— Exercise objective —
Go through the records below and copy out every line that contains the word "JSON".

[The records — start]

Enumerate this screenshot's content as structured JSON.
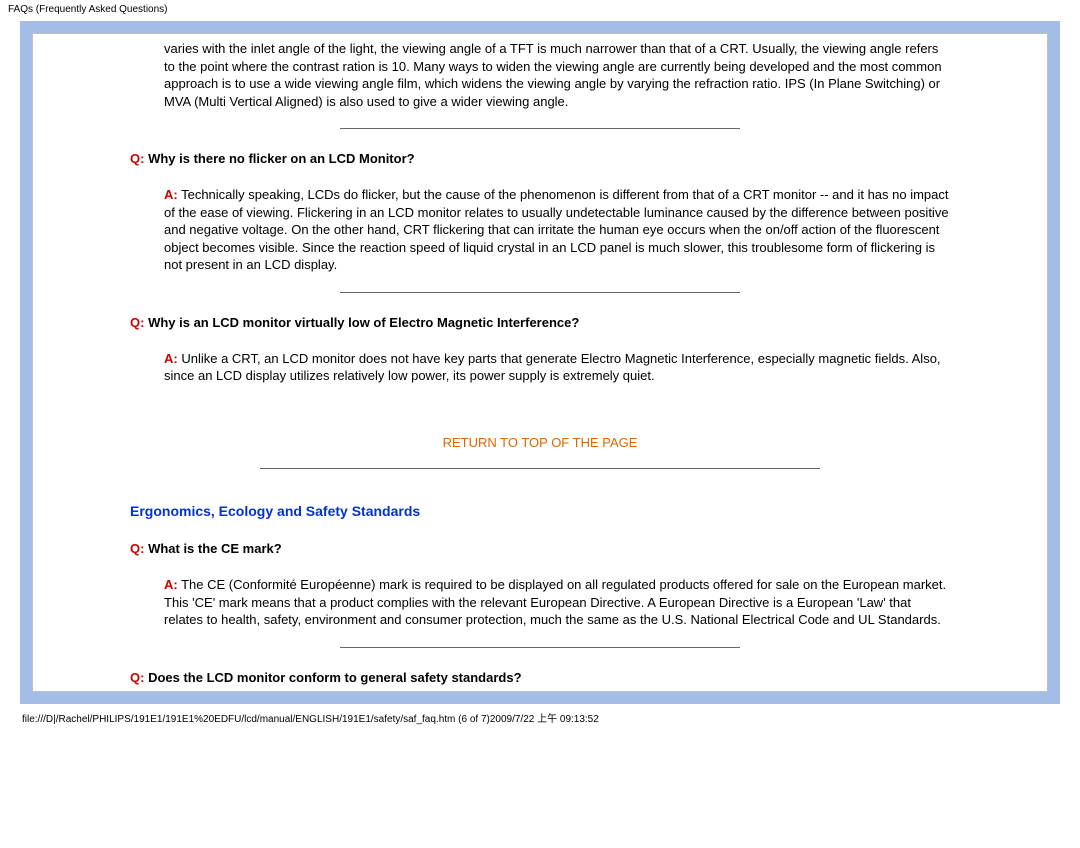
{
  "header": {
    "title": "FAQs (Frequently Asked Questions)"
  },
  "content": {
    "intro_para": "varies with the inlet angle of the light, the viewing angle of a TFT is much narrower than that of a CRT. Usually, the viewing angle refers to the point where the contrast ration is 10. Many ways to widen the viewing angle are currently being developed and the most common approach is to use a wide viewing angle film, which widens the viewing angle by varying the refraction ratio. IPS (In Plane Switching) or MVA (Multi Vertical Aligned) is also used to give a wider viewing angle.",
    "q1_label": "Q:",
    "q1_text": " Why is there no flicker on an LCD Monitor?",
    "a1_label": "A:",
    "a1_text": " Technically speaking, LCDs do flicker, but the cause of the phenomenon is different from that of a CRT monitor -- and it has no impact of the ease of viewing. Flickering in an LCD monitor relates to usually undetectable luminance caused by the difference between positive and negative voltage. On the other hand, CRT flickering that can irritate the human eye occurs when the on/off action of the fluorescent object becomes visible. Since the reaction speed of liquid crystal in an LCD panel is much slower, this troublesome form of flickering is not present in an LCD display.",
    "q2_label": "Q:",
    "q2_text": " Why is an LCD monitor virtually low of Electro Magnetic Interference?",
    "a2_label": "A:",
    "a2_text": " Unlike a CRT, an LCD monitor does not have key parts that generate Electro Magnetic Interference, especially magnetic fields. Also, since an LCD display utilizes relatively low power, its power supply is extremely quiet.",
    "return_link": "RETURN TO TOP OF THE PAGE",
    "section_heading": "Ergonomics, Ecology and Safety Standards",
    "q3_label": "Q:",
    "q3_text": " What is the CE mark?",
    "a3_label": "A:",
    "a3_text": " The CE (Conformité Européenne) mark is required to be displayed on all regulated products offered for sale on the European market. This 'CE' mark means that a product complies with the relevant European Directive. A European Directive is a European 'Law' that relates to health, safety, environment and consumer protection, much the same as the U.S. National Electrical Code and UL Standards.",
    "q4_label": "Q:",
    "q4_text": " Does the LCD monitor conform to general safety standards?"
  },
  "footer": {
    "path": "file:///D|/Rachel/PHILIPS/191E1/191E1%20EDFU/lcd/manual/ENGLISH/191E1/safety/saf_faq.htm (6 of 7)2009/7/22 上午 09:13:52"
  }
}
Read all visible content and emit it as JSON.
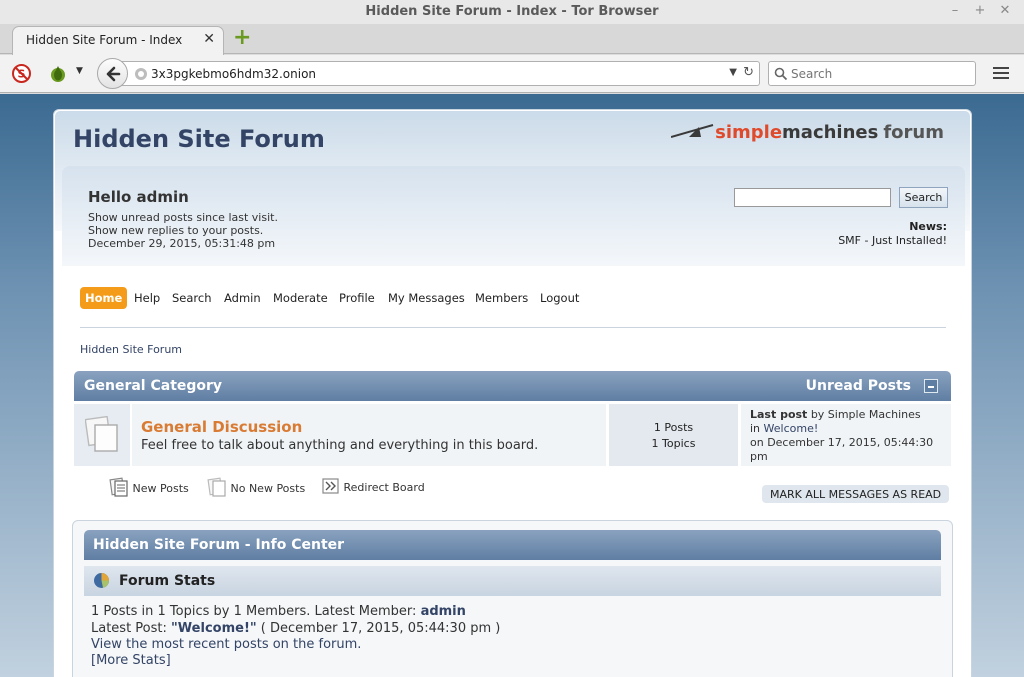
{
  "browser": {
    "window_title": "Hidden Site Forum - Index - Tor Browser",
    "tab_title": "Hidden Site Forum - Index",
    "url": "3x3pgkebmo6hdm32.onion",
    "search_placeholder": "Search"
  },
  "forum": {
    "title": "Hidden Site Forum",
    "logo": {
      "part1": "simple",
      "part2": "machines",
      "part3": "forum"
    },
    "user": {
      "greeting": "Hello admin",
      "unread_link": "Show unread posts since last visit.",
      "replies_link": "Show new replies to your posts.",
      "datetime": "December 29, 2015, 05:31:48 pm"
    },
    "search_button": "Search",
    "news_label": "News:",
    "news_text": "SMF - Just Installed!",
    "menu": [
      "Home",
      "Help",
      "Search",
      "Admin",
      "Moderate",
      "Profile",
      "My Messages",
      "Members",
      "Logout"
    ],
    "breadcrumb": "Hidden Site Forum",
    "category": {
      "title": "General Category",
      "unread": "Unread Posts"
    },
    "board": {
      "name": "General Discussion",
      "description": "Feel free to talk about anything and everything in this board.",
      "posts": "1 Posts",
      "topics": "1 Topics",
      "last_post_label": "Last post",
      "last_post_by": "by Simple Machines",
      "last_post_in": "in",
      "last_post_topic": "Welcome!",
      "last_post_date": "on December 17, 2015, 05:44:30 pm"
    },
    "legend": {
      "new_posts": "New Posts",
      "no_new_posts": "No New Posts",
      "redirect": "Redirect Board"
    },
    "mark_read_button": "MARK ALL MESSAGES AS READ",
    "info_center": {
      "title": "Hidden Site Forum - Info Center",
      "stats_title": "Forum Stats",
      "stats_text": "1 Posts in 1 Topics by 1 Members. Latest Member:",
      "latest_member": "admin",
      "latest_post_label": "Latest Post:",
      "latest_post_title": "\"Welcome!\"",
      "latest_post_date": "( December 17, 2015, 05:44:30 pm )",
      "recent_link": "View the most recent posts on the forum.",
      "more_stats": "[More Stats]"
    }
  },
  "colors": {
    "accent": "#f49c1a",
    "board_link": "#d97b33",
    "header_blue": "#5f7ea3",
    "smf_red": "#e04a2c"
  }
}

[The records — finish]
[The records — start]

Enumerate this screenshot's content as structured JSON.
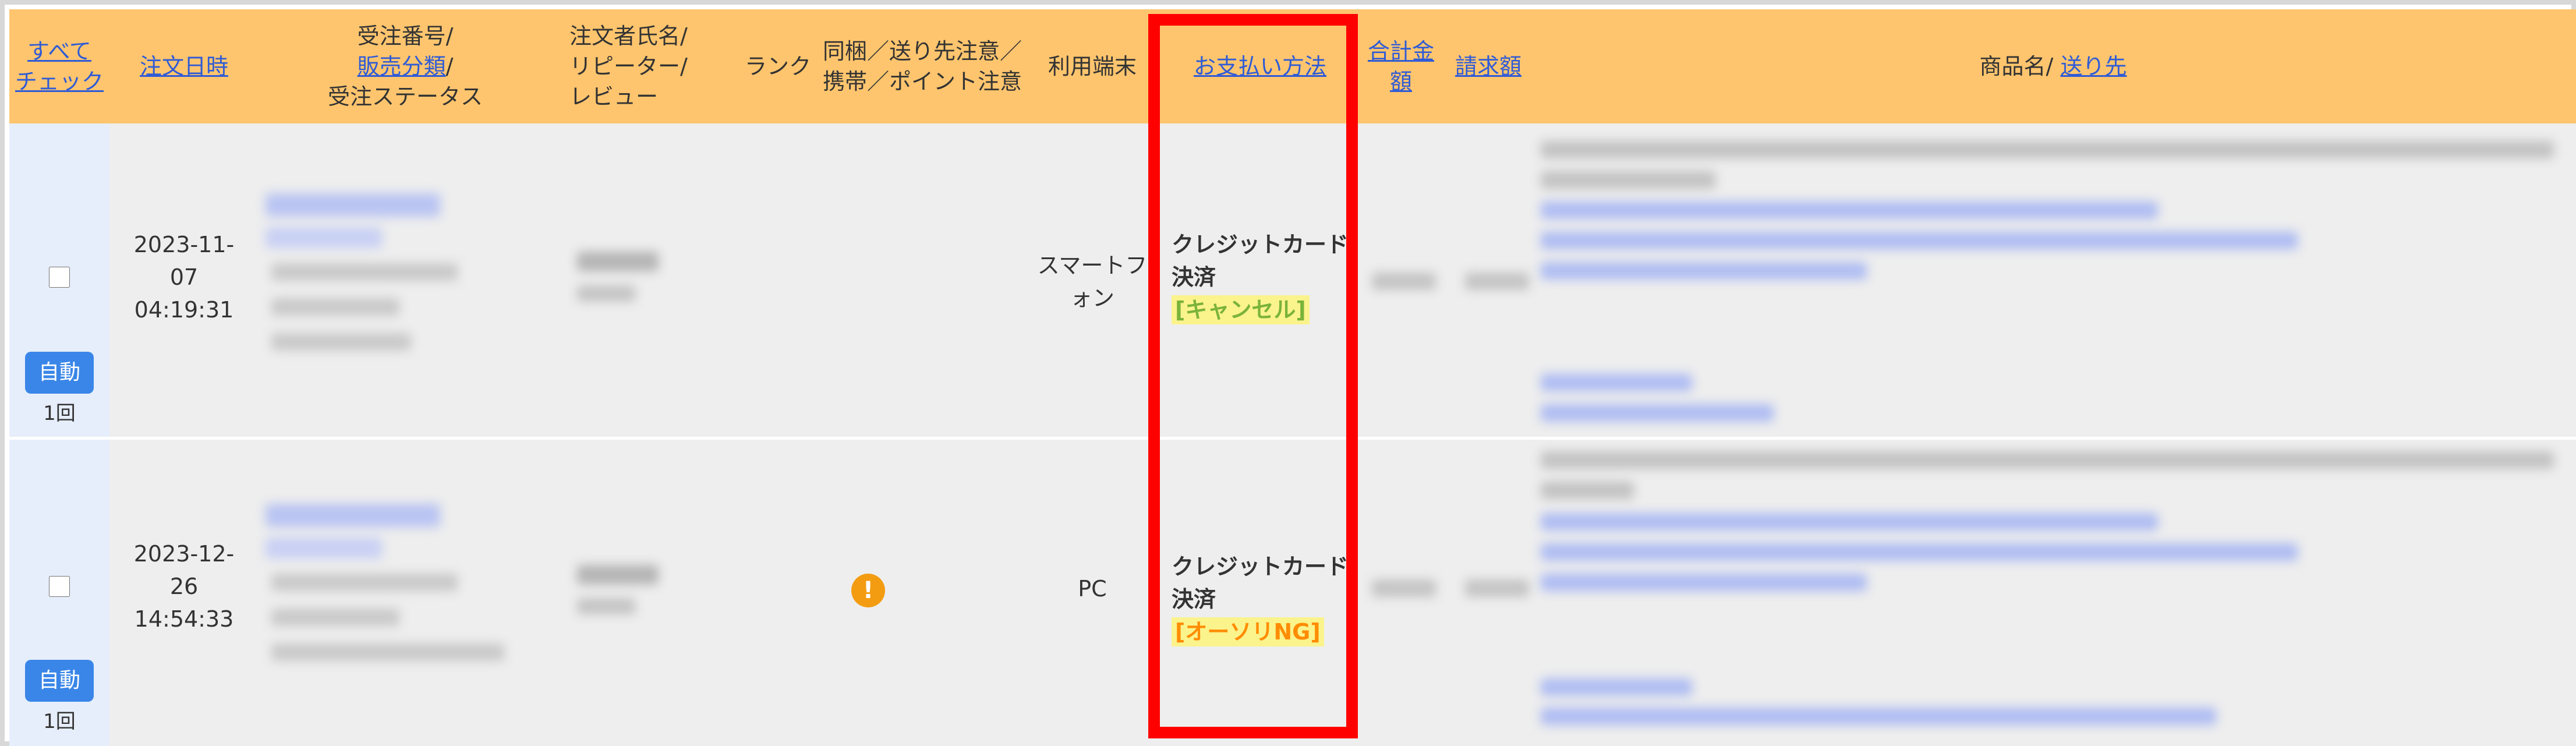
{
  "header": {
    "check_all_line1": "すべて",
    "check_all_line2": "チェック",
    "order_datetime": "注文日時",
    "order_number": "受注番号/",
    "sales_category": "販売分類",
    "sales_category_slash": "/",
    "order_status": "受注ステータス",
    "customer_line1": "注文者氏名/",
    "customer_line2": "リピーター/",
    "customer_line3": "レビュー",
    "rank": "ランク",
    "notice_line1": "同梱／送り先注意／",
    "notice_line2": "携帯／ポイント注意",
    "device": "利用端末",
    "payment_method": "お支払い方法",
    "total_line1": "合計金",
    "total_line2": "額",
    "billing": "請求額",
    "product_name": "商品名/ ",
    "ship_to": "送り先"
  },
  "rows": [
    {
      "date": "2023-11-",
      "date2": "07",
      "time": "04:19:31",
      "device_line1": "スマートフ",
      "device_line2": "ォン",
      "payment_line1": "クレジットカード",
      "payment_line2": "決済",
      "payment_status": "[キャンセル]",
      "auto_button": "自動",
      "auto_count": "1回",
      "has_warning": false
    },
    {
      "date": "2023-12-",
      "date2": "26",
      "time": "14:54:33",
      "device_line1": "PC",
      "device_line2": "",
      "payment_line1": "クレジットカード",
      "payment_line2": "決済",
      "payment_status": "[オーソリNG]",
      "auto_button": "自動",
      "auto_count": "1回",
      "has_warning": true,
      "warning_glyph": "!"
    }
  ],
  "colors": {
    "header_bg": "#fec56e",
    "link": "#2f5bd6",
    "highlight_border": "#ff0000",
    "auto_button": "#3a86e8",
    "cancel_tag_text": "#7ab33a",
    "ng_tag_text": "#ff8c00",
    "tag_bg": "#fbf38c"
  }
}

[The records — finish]
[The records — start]

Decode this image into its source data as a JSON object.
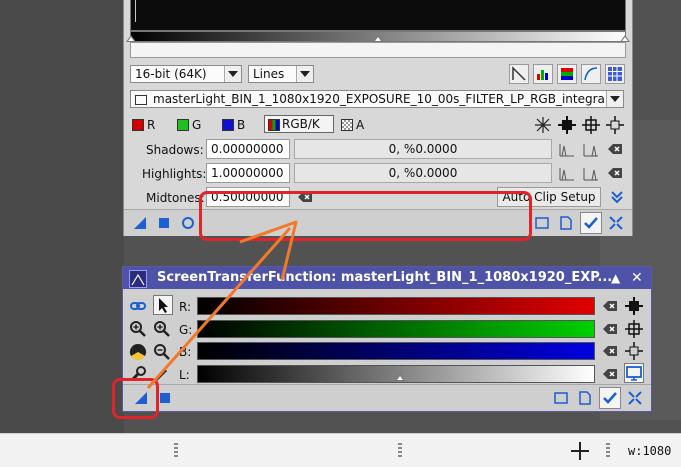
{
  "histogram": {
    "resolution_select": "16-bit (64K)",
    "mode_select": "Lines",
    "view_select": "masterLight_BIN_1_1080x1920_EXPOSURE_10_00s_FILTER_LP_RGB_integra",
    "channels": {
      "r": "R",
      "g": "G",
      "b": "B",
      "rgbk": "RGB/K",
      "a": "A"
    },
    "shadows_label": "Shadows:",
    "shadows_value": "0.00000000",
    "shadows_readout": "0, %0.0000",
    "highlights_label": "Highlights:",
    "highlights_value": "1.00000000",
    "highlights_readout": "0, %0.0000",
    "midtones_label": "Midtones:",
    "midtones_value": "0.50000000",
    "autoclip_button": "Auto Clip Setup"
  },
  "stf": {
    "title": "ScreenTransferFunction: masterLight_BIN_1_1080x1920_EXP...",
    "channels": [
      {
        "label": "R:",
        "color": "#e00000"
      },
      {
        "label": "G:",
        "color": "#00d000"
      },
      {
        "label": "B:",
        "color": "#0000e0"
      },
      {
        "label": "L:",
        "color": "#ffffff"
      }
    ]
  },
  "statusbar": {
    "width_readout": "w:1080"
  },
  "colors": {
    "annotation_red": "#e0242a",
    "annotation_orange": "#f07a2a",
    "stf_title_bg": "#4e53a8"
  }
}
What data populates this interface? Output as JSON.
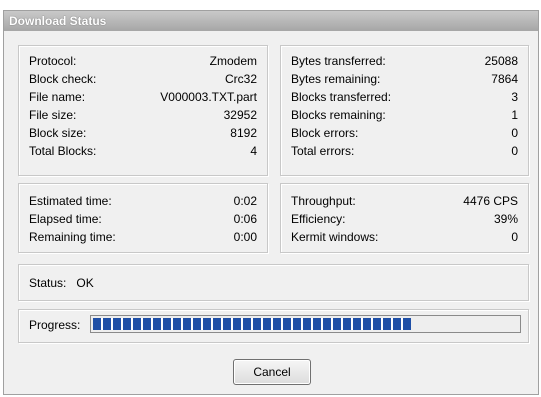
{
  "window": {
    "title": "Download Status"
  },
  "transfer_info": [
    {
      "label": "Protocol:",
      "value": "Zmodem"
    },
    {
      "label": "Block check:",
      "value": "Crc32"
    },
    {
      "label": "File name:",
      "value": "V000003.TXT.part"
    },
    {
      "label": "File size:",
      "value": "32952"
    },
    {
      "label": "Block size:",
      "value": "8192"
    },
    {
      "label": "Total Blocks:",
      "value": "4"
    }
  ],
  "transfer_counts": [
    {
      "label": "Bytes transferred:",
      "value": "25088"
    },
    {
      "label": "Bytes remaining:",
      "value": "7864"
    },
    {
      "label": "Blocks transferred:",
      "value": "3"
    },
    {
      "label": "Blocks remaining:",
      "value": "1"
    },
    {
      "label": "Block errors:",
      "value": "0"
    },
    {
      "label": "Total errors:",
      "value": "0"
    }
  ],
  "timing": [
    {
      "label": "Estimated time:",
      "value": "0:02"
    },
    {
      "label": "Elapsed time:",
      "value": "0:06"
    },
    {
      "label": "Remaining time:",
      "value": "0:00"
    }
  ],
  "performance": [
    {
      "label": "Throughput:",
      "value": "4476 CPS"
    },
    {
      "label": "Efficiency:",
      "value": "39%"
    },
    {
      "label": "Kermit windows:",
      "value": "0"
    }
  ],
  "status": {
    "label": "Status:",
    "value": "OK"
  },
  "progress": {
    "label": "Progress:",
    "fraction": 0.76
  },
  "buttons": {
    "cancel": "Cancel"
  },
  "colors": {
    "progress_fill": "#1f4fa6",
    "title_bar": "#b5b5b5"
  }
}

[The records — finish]

— Your response —
Enumerate this screenshot's content as structured JSON.
Read all visible content and emit it as JSON.
Enumerate this screenshot's content as structured JSON.
Decode this image into its source data as a JSON object.
What data populates this interface? Output as JSON.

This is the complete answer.